Assignment:
Every line from the one containing "What data populates" to the end of the data below should be copied exactly, but pictures should not.

Records supplied:
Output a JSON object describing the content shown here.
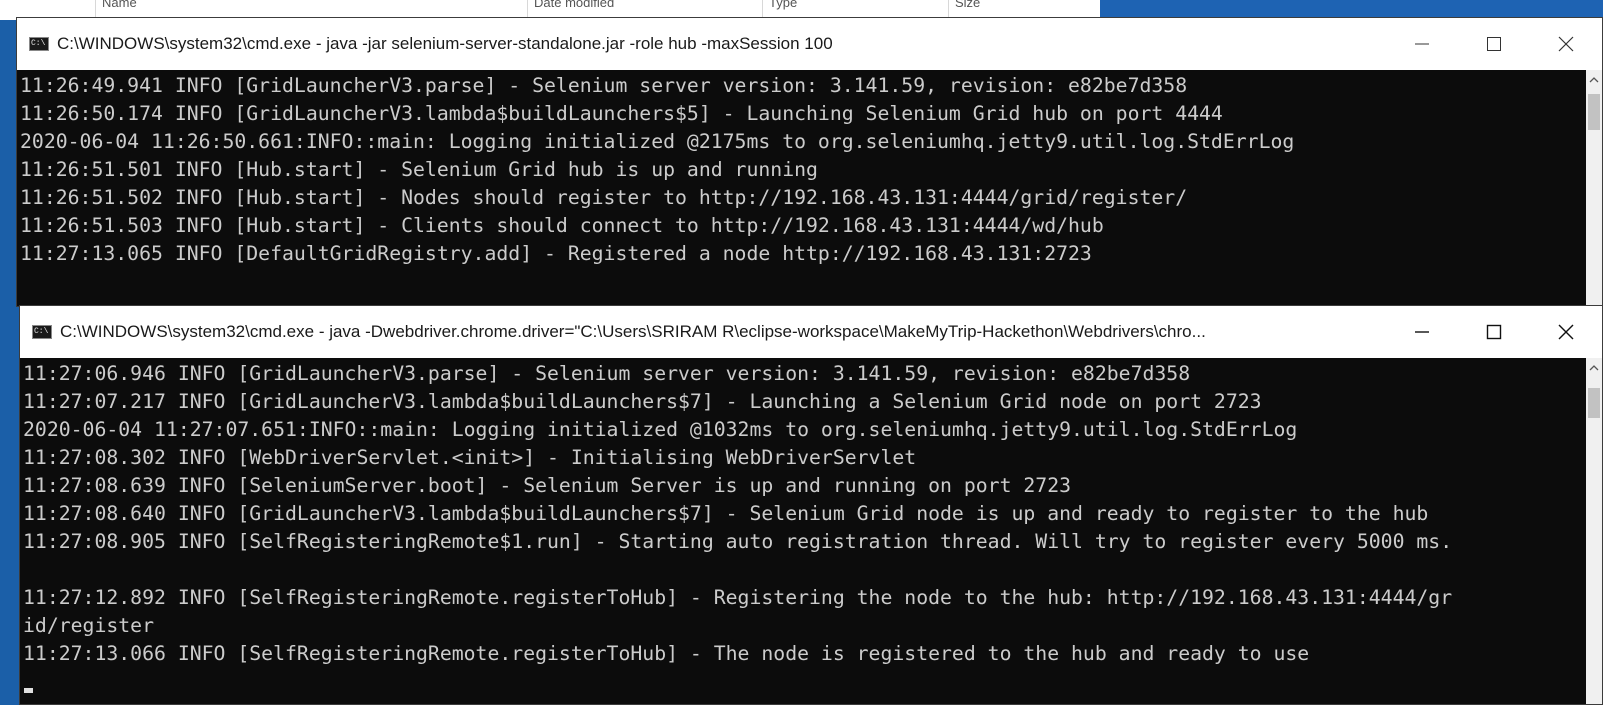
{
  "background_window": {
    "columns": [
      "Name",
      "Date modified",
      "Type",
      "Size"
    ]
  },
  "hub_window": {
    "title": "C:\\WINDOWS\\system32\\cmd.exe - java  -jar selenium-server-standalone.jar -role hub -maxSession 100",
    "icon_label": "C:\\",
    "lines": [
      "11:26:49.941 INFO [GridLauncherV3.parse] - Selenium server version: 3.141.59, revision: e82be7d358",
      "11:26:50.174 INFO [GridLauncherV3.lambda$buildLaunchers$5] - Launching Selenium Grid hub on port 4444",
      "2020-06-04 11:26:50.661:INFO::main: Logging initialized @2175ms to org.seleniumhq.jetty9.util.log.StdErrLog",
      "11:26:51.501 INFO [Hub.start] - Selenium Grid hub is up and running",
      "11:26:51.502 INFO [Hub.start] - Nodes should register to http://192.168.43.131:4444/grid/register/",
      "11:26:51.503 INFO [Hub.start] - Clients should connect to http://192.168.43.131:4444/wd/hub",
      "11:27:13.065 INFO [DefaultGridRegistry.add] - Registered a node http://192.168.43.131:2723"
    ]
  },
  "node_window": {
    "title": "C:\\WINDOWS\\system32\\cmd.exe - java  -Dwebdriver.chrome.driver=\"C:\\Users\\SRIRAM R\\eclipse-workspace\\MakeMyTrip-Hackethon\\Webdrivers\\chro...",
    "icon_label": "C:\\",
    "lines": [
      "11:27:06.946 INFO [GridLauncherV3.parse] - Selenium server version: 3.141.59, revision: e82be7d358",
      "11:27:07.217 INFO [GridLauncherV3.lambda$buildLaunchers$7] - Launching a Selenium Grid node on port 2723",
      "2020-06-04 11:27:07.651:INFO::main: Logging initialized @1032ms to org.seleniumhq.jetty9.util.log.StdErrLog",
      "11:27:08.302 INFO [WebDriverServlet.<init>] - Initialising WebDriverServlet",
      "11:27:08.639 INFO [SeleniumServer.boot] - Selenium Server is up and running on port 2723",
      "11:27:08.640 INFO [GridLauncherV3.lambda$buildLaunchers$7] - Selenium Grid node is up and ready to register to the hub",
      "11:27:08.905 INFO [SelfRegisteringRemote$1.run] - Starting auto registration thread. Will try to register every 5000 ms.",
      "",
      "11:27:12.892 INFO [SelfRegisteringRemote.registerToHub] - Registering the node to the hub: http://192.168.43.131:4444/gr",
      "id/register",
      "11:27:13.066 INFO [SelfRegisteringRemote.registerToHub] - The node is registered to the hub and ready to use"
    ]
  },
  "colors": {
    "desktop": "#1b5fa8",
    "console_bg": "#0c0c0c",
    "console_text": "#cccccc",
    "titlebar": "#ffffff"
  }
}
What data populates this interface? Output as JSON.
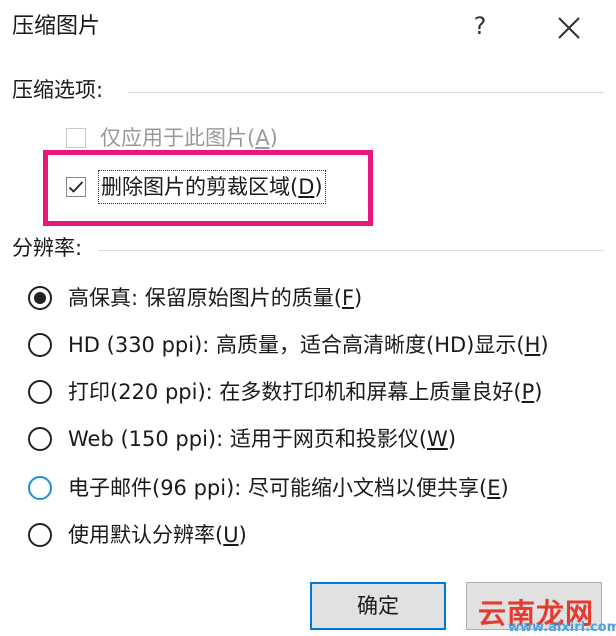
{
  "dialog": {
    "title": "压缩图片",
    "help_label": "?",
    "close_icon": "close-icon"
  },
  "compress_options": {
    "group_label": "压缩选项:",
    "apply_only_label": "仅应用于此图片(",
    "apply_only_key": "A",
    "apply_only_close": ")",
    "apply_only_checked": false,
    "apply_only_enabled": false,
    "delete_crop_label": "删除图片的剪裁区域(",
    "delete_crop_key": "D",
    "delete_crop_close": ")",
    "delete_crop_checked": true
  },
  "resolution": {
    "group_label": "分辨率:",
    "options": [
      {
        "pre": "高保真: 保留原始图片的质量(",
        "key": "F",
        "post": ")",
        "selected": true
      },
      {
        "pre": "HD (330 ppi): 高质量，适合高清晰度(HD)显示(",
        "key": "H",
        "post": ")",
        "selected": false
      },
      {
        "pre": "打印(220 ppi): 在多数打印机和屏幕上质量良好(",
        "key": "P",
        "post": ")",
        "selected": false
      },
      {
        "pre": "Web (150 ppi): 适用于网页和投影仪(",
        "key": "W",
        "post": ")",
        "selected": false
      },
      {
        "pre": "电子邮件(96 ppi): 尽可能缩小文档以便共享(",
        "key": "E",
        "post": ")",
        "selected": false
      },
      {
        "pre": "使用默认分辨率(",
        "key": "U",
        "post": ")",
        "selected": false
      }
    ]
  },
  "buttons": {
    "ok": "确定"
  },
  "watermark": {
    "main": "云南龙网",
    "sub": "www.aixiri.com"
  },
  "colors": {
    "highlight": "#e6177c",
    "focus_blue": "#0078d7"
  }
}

Answer for this exercise:
What data populates this interface? Output as JSON.
{
  "dialog": {
    "title": "压缩图片",
    "help_label": "?",
    "close_icon": "close-icon"
  },
  "compress_options": {
    "group_label": "压缩选项:",
    "apply_only_label": "仅应用于此图片(",
    "apply_only_key": "A",
    "apply_only_close": ")",
    "apply_only_checked": false,
    "apply_only_enabled": false,
    "delete_crop_label": "删除图片的剪裁区域(",
    "delete_crop_key": "D",
    "delete_crop_close": ")",
    "delete_crop_checked": true
  },
  "resolution": {
    "group_label": "分辨率:",
    "options": [
      {
        "pre": "高保真: 保留原始图片的质量(",
        "key": "F",
        "post": ")",
        "selected": true
      },
      {
        "pre": "HD (330 ppi): 高质量，适合高清晰度(HD)显示(",
        "key": "H",
        "post": ")",
        "selected": false
      },
      {
        "pre": "打印(220 ppi): 在多数打印机和屏幕上质量良好(",
        "key": "P",
        "post": ")",
        "selected": false
      },
      {
        "pre": "Web (150 ppi): 适用于网页和投影仪(",
        "key": "W",
        "post": ")",
        "selected": false
      },
      {
        "pre": "电子邮件(96 ppi): 尽可能缩小文档以便共享(",
        "key": "E",
        "post": ")",
        "selected": false
      },
      {
        "pre": "使用默认分辨率(",
        "key": "U",
        "post": ")",
        "selected": false
      }
    ]
  },
  "buttons": {
    "ok": "确定"
  },
  "watermark": {
    "main": "云南龙网",
    "sub": "www.aixiri.com"
  },
  "colors": {
    "highlight": "#e6177c",
    "focus_blue": "#0078d7"
  }
}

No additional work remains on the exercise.